Grow Your Own Edible Flowers
All kinds of plants are blossoming in the garden and beyond. But have you ever thought about growing edible flowers? There are many beautiful and yummy varieties you can grow in your own backyard.
Matter of fact, flowers have been used for culinary purposes dating back thousands of years. They were very popular in the Victorian Era. Today, we see edible flowers most often used in Middle Eastern and Asian cooking. However, this trend is making a comeback. More and more people are choosing to grow their own food. This is especially so with the emerging awareness that so many fruits and vegetables not grown indoors are sprayed with chemicals that poison or hurt the body, rather than help it.

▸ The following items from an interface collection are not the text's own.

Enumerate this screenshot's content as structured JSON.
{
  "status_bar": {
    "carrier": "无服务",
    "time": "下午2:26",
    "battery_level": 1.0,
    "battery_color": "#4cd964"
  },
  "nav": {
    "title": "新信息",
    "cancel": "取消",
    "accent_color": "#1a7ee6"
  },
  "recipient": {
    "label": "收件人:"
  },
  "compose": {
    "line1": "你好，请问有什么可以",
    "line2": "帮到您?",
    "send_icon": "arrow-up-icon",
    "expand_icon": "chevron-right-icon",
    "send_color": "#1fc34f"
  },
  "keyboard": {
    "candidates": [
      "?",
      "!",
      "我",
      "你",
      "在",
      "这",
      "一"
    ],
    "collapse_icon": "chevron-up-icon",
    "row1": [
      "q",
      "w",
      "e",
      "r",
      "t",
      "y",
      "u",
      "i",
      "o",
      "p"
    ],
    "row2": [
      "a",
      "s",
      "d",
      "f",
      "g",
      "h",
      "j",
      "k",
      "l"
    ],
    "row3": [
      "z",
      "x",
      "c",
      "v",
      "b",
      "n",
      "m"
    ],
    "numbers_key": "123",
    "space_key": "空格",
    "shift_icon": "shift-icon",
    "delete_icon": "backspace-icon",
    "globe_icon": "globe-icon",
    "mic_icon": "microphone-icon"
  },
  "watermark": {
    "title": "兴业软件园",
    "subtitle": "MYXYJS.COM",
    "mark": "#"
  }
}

One major tip when growing edible flowers is to make sure to not use pesticides and other poisons on or near the flowering plants. This also goes for purchasing edible flowers elsewhere. Make sure you know they are chemical and pesticide-free. If you are sensitive to allergies, make sure to wash the flowers well to remove most of the pollen that may otherwise trigger allergies. There are so many ways to incorporate edible flowers including adding them to a salad and/or decorating a favorite dish.
In Central Florida, there are many types of edible flowers. One of the most popular are nasturtiums. Nasturtiums are not only beautiful but add vibrant colors and style to your dishes. These pretty flowers have many health benefits as well.

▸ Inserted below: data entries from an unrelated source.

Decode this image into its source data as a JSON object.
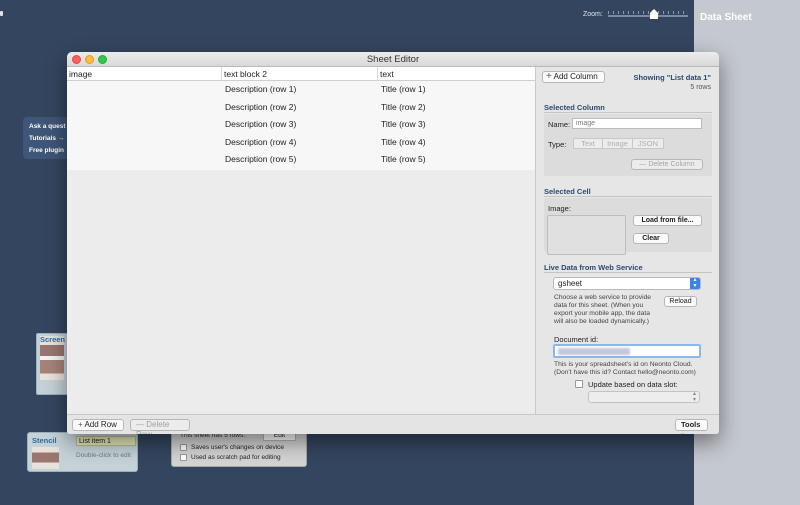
{
  "background": {
    "zoom_label": "Zoom:",
    "right_panel_title": "Data Sheet",
    "help_lines": [
      "Ask a quest",
      "Tutorials →",
      "Free plugin"
    ],
    "screen_card_label": "Screen",
    "stencil": {
      "label": "Stencil",
      "item": "List item 1",
      "hint": "Double-click to edit"
    },
    "sheet_panel": {
      "rows_text": "This sheet has 5 rows.",
      "edit_button": "Edit",
      "checkbox1": "Saves user's changes on device",
      "checkbox2": "Used as scratch pad for editing"
    }
  },
  "window": {
    "title": "Sheet Editor"
  },
  "table": {
    "columns": [
      "image",
      "text block 2",
      "text"
    ],
    "rows": [
      {
        "image": "",
        "description": "Description (row 1)",
        "title": "Title (row 1)"
      },
      {
        "image": "",
        "description": "Description (row 2)",
        "title": "Title (row 2)"
      },
      {
        "image": "",
        "description": "Description (row 3)",
        "title": "Title (row 3)"
      },
      {
        "image": "",
        "description": "Description (row 4)",
        "title": "Title (row 4)"
      },
      {
        "image": "",
        "description": "Description (row 5)",
        "title": "Title (row 5)"
      }
    ]
  },
  "bottom": {
    "add_row": "Add Row",
    "delete_row": "Delete Row",
    "tools": "Tools"
  },
  "inspector": {
    "add_column": "Add Column",
    "showing": "Showing \"List data 1\"",
    "rows_count": "5 rows",
    "selected_column": {
      "heading": "Selected Column",
      "name_label": "Name:",
      "name_placeholder": "image",
      "type_label": "Type:",
      "types": [
        "Text",
        "Image",
        "JSON"
      ],
      "delete_column": "Delete Column"
    },
    "selected_cell": {
      "heading": "Selected Cell",
      "image_label": "Image:",
      "load_button": "Load from file...",
      "clear_button": "Clear"
    },
    "live_data": {
      "heading": "Live Data from Web Service",
      "service": "gsheet",
      "description": "Choose a web service to provide data for this sheet. (When you export your mobile app, the data will also be loaded dynamically.)",
      "reload": "Reload",
      "doc_id_label": "Document id:",
      "doc_id_help": "This is your spreadsheet's id on Neonto Cloud. (Don't have this id? Contact hello@neonto.com)",
      "update_label": "Update based on data slot:"
    }
  }
}
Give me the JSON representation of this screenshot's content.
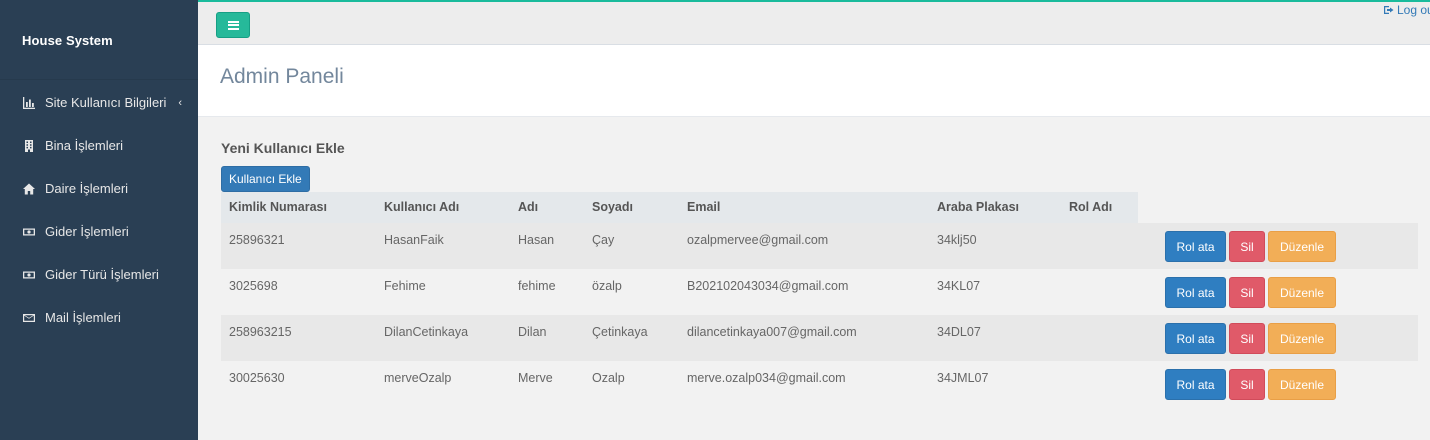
{
  "app": {
    "brand": "House System"
  },
  "sidebar": {
    "items": [
      {
        "label": "Site Kullanıcı Bilgileri",
        "icon": "bar-chart-icon",
        "has_caret": true
      },
      {
        "label": "Bina İşlemleri",
        "icon": "building-icon"
      },
      {
        "label": "Daire İşlemleri",
        "icon": "home-icon"
      },
      {
        "label": "Gider İşlemleri",
        "icon": "money-icon"
      },
      {
        "label": "Gider Türü İşlemleri",
        "icon": "money-icon"
      },
      {
        "label": "Mail İşlemleri",
        "icon": "envelope-icon"
      }
    ],
    "caret": "‹"
  },
  "topbar": {
    "logout_label": "Log out"
  },
  "page": {
    "title": "Admin Paneli"
  },
  "main": {
    "section_title": "Yeni Kullanıcı Ekle",
    "add_button": "Kullanıcı Ekle",
    "columns": [
      "Kimlik Numarası",
      "Kullanıcı Adı",
      "Adı",
      "Soyadı",
      "Email",
      "Araba Plakası",
      "Rol Adı"
    ],
    "rows": [
      {
        "id": "25896321",
        "username": "HasanFaik",
        "name": "Hasan",
        "surname": "Çay",
        "email": "ozalpmervee@gmail.com",
        "plate": "34klj50",
        "role": ""
      },
      {
        "id": "3025698",
        "username": "Fehime",
        "name": "fehime",
        "surname": "özalp",
        "email": "B202102043034@gmail.com",
        "plate": "34KL07",
        "role": ""
      },
      {
        "id": "258963215",
        "username": "DilanCetinkaya",
        "name": "Dilan",
        "surname": "Çetinkaya",
        "email": "dilancetinkaya007@gmail.com",
        "plate": "34DL07",
        "role": ""
      },
      {
        "id": "30025630",
        "username": "merveOzalp",
        "name": "Merve",
        "surname": "Ozalp",
        "email": "merve.ozalp034@gmail.com",
        "plate": "34JML07",
        "role": ""
      }
    ],
    "actions": {
      "assign_role": "Rol ata",
      "delete": "Sil",
      "edit": "Düzenle"
    }
  },
  "colors": {
    "sidebar_bg": "#2a3f54",
    "accent": "#26b99a",
    "primary": "#337ab7",
    "danger": "#e05a69",
    "warning": "#f2ae57"
  }
}
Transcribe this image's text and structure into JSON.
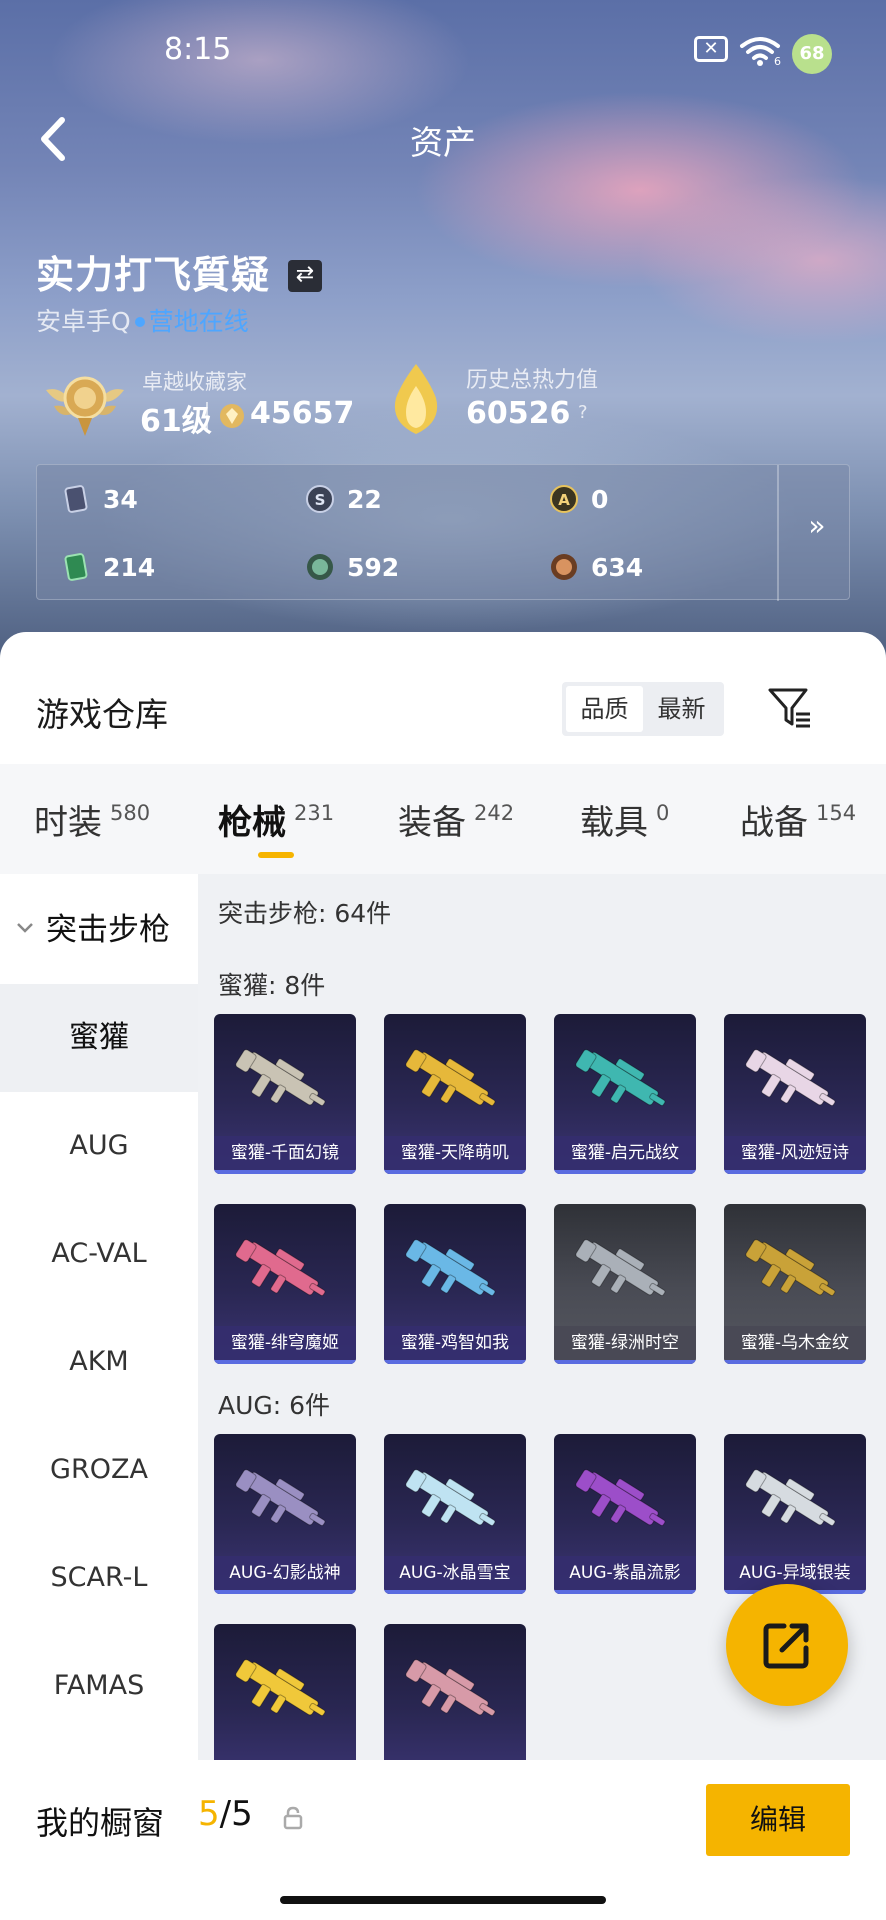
{
  "status_bar": {
    "time": "8:15",
    "battery": "68",
    "wifi_label": "6"
  },
  "nav": {
    "title": "资产"
  },
  "profile": {
    "name": "实力打飞質疑",
    "platform": "安卓手Q",
    "status": "营地在线",
    "rank_title": "卓越收藏家",
    "level": "61级",
    "coins": "45657",
    "heat_title": "历史总热力值",
    "heat_value": "60526",
    "help": "?"
  },
  "stats": [
    {
      "icon": "card-icon",
      "value": "34"
    },
    {
      "icon": "badge-s-icon",
      "value": "22"
    },
    {
      "icon": "badge-a-icon",
      "value": "0"
    },
    {
      "icon": "green-card-icon",
      "value": "214"
    },
    {
      "icon": "green-orb-icon",
      "value": "592"
    },
    {
      "icon": "bronze-orb-icon",
      "value": "634"
    }
  ],
  "warehouse": {
    "title": "游戏仓库",
    "sort_options": [
      "品质",
      "最新"
    ],
    "sort_selected": "品质"
  },
  "tabs": [
    {
      "label": "时装",
      "count": "580"
    },
    {
      "label": "枪械",
      "count": "231"
    },
    {
      "label": "装备",
      "count": "242"
    },
    {
      "label": "载具",
      "count": "0"
    },
    {
      "label": "战备",
      "count": "154"
    }
  ],
  "sidebar": {
    "header": "突击步枪",
    "items": [
      "蜜獾",
      "AUG",
      "AC-VAL",
      "AKM",
      "GROZA",
      "SCAR-L",
      "FAMAS"
    ],
    "selected": "蜜獾"
  },
  "content": {
    "category_label": "突击步枪: 64件",
    "groups": [
      {
        "label": "蜜獾: 8件",
        "items": [
          {
            "name": "蜜獾-千面幻镜",
            "color": "#c9c3b4",
            "tier": "purple"
          },
          {
            "name": "蜜獾-天降萌叽",
            "color": "#e6b83a",
            "tier": "purple"
          },
          {
            "name": "蜜獾-启元战纹",
            "color": "#3fb7b0",
            "tier": "purple"
          },
          {
            "name": "蜜獾-风迹短诗",
            "color": "#e8d6e6",
            "tier": "purple"
          },
          {
            "name": "蜜獾-绯穹魔姬",
            "color": "#e06a8e",
            "tier": "purple"
          },
          {
            "name": "蜜獾-鸡智如我",
            "color": "#6ab8e6",
            "tier": "purple"
          },
          {
            "name": "蜜獾-绿洲时空",
            "color": "#aab0b8",
            "tier": "gray"
          },
          {
            "name": "蜜獾-乌木金纹",
            "color": "#c9a238",
            "tier": "gray"
          }
        ]
      },
      {
        "label": "AUG: 6件",
        "items": [
          {
            "name": "AUG-幻影战神",
            "color": "#9a8fc2",
            "tier": "purple"
          },
          {
            "name": "AUG-冰晶雪宝",
            "color": "#bfe3f2",
            "tier": "purple"
          },
          {
            "name": "AUG-紫晶流影",
            "color": "#9c4ec9",
            "tier": "purple"
          },
          {
            "name": "AUG-异域银装",
            "color": "#d6dbe0",
            "tier": "purple"
          },
          {
            "name": "",
            "color": "#f0c83a",
            "tier": "purple"
          },
          {
            "name": "",
            "color": "#d79aa8",
            "tier": "purple"
          }
        ]
      }
    ]
  },
  "showcase": {
    "title": "我的橱窗",
    "current": "5",
    "total": "/5",
    "edit_label": "编辑"
  },
  "colors": {
    "accent": "#f5b400",
    "online": "#4ea6ff",
    "card_bg": "#2a2753"
  }
}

With its round and peppery leaves, it is less of a salad ingredient and more of a natural remedy. Natives of Central America have used the plant for its antibiotic properties, to heal urinary tract conditions and to prevent scurvy. In medieval times, nasturtium served as a staple of a healthy diet. Nasturtium is one of the most powerful natural antibiotics that also has antifungal and antiseptic properties.
- Rich in vitamin C, boosting the immune system
- Rich in sulfur, which is important to the body because it helps detoxify, bring down swelling and protect against UV radiation
- There’s also a link between sulfur and improving foggy mind, poor memory and inability to concentrate
- A cold and flu fighter, but also sore throat, bronchitis and various respiratory problems
- Similar to watercress, with both the leaves and flowers providing a sweet, spicy flavor
Other edible flowers include marigold, kachnar, pansies, violas, daisies, Johnny-Jump-Ups, calendulas, chrysanthemums, roses and carnations. The kachnar flower is used to treat hemorrhoids and has anti-cancer properties. Just about all edible flowers have amazing health benefits and are used in herbal medicine. But please don’t assume all blossoms are safe to consume. Make sure the edible you wish to use is truly edible.
Calendula has a taste similar to saffron and is even called “poor man’s saffron.” The blooms add a yellow tint to soups, spreads and scrambled eggs. Sprinkle dried petals in soups, pasta or rice dishes for color. Calendula flowers have potent antiseptic, antifungal, and anti-inflammatory properties, which help heal infections and relieve skin irritations, reduce muscle cramping and more.
The flowers that grow out of most herb plants have a taste that’s like the herb leaf. Not all herb flower blossoms are edible, either; again, always do your homework. As far as edible flowers of herb plants, the favorites include garlic, chives, anise hyssop, basil, borage, fennel, lavender, marjoram, mint, oregano, rosemary, sage and thyme.
Herb flowers add a bit of color and flavor to spreads, butters or seasonings. Basils have some of the most flavorful flowers of all. Try adding the blooms to sour cream for baked potatoes. You may also consider using them for flavoring and/or infusing oils and vinegars. The flowers of lemon basil make a delicious tea, and the blooms of most any basil give a nice kick to salads.
You can use fresh flowers to decorate cakes or make candied flowers by painting them with beaten egg whites and sprinkling with cinnamon. Let them dry at room temperature until brittle to the touch.
And then there is the popular squash blossom. Raised at ‘The Villages Grown and now on the Harvest & Bar Restaurant menu in Brownwood, this beauty soon will be available at The Villages Grown stores.
Try this recipe from ‘The Florida Gardening Project:
Warm one cup of honey over steaming water. Stir in one cup of petals from rosemary, lavender, thyme or any favorite culinary herbs. Use on waffles, toast, biscuits and the like.